from The New Republic
Last year, as Big Tech drew comparisons to Big Tobacco, and the industry’s CEOs were hauled before Congress to explain why government propaganda and harassment had been allowed to continue unchecked on their platforms, Silicon Valley searched its conscience. At Google, employees urged the company to stop facilitating Chinese censorship and providing artificial intelligence for drone warfare. At Amazon and Salesforce, they tried to prevent ICE and Customs and Border Protection from usingtheir software. And across the field, workers called for safer workplaces, freedom from harassment, and better working conditions for the contractors, janitors, and food service employees who keep business running. Organizers were doing nothing if not disrupting Silicon Valley from the ground up.
This industry was built in part on the promise of creating a more just and democratic world. How do we make sense, then, of its collaboration with the forces working against democracy? Can it uphold Google’s original vow not to be evil? Can it ever exceed that goal? These four pieces reckon with how the rank and file are changing Big Tech, politically and culturally.
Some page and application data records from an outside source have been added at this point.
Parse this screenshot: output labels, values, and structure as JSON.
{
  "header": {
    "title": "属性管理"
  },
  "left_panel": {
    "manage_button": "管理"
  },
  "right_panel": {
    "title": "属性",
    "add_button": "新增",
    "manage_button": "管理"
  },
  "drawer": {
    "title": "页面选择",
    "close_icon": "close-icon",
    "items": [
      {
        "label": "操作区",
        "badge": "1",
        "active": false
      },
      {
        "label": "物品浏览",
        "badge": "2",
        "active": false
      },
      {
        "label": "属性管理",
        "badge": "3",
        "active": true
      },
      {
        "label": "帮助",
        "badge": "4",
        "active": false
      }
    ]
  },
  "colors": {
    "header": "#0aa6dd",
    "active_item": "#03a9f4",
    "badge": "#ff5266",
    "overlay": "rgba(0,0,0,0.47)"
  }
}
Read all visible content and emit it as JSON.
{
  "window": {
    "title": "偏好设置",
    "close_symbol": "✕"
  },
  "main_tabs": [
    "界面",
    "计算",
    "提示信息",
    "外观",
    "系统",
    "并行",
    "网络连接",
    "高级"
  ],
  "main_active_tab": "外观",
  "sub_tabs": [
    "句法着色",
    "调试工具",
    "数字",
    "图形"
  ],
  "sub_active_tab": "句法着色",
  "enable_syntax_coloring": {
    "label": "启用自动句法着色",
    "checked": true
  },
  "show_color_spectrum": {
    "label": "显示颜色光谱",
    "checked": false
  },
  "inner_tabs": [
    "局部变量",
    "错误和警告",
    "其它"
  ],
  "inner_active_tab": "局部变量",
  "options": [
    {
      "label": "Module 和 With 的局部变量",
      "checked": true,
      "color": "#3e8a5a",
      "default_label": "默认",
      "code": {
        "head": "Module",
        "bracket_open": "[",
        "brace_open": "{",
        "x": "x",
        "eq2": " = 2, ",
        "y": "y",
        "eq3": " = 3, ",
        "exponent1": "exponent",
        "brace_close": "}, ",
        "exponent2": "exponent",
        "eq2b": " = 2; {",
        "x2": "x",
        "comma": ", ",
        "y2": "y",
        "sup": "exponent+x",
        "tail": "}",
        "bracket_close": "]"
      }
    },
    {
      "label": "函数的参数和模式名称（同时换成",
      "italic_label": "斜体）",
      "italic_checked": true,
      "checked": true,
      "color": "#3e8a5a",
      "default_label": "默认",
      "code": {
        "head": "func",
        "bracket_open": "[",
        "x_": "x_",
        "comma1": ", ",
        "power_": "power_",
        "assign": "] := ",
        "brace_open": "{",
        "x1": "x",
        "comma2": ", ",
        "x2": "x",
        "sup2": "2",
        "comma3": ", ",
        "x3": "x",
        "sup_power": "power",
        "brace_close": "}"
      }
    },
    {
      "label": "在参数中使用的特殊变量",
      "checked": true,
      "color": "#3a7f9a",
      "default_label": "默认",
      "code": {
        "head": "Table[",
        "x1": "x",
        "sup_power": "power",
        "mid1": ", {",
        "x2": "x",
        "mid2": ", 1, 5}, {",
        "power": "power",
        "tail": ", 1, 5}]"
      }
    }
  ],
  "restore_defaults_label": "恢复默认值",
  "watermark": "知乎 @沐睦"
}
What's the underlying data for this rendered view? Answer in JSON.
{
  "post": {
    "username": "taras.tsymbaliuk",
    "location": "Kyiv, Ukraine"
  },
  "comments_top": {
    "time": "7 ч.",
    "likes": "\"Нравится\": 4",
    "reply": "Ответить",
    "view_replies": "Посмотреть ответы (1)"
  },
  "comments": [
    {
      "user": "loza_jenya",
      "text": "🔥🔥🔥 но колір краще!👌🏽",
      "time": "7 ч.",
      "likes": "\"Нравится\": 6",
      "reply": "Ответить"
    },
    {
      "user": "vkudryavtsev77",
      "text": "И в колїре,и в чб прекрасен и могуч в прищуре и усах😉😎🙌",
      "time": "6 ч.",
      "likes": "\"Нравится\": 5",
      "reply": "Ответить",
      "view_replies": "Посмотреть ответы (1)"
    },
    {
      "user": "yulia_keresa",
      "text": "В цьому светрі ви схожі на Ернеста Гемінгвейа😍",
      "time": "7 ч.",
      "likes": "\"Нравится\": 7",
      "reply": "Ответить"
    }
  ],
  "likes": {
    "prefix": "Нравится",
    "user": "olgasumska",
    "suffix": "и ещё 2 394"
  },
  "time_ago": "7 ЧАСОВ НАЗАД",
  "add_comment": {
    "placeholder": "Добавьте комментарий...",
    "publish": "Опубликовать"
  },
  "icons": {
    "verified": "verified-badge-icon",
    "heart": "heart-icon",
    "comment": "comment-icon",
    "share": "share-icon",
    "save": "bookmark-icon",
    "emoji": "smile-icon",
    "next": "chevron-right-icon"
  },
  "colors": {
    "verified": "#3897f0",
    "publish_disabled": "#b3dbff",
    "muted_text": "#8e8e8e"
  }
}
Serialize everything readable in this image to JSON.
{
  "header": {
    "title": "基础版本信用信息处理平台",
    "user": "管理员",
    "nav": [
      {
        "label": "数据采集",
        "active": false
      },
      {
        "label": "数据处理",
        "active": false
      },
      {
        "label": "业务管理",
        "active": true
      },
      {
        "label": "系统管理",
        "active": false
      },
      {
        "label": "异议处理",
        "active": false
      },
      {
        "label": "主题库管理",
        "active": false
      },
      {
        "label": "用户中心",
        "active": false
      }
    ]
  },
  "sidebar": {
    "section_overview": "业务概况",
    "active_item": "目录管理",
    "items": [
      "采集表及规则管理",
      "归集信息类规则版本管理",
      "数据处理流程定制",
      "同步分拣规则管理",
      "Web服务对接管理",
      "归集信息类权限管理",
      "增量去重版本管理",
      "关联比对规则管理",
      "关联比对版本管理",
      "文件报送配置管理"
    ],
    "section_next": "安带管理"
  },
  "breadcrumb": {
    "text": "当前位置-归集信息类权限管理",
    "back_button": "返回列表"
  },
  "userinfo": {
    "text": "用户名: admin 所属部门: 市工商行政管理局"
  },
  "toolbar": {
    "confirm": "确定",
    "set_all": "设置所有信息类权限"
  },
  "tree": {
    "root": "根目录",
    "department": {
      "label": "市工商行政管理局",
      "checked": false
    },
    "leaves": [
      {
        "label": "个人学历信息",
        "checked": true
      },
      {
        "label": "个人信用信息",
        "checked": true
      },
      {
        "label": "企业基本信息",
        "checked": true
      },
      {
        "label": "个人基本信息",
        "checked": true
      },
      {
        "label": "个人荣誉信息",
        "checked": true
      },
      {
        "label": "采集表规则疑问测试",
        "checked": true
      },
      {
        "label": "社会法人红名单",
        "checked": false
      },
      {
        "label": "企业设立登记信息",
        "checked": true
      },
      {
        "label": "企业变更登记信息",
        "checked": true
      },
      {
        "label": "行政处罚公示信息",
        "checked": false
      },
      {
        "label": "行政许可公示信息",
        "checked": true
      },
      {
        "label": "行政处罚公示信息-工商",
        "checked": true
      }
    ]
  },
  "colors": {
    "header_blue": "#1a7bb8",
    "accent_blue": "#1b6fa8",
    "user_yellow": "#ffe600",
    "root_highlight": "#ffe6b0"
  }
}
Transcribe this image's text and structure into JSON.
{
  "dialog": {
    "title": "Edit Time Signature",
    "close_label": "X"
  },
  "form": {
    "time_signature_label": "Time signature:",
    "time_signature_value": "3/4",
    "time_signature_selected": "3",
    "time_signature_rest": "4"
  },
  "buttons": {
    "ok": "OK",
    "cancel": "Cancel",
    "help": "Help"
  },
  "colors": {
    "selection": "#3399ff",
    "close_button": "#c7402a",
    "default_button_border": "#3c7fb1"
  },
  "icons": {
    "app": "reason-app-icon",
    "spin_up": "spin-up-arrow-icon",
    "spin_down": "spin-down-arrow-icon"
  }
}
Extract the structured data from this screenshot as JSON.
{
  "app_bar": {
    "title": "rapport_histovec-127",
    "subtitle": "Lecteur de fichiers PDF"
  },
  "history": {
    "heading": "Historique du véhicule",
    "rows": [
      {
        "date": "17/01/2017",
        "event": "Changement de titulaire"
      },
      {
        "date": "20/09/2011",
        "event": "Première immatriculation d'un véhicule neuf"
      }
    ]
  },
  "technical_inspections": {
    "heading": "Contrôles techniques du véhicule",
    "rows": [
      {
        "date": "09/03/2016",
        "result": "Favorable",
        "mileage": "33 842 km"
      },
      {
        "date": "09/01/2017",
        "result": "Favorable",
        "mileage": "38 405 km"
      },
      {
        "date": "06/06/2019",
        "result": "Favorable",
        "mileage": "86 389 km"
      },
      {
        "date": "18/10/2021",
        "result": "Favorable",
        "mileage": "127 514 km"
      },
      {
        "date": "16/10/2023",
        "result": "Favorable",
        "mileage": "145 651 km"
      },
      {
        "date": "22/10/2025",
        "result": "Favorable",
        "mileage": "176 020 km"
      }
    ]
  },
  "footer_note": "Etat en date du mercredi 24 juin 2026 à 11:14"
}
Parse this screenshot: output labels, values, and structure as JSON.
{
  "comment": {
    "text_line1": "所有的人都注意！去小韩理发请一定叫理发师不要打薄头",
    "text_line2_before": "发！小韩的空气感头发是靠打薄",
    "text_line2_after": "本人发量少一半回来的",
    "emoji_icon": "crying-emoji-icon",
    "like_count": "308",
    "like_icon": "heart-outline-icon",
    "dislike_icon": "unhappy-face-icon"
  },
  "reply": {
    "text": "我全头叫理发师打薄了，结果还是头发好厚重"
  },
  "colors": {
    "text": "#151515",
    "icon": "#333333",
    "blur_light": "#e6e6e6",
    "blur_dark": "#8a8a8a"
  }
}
Workers may not be able to institute reforms overnight, but as is becoming overwhelmingly apparent, they will hold these companies to task more strictly than any lawmakers are prepared to do.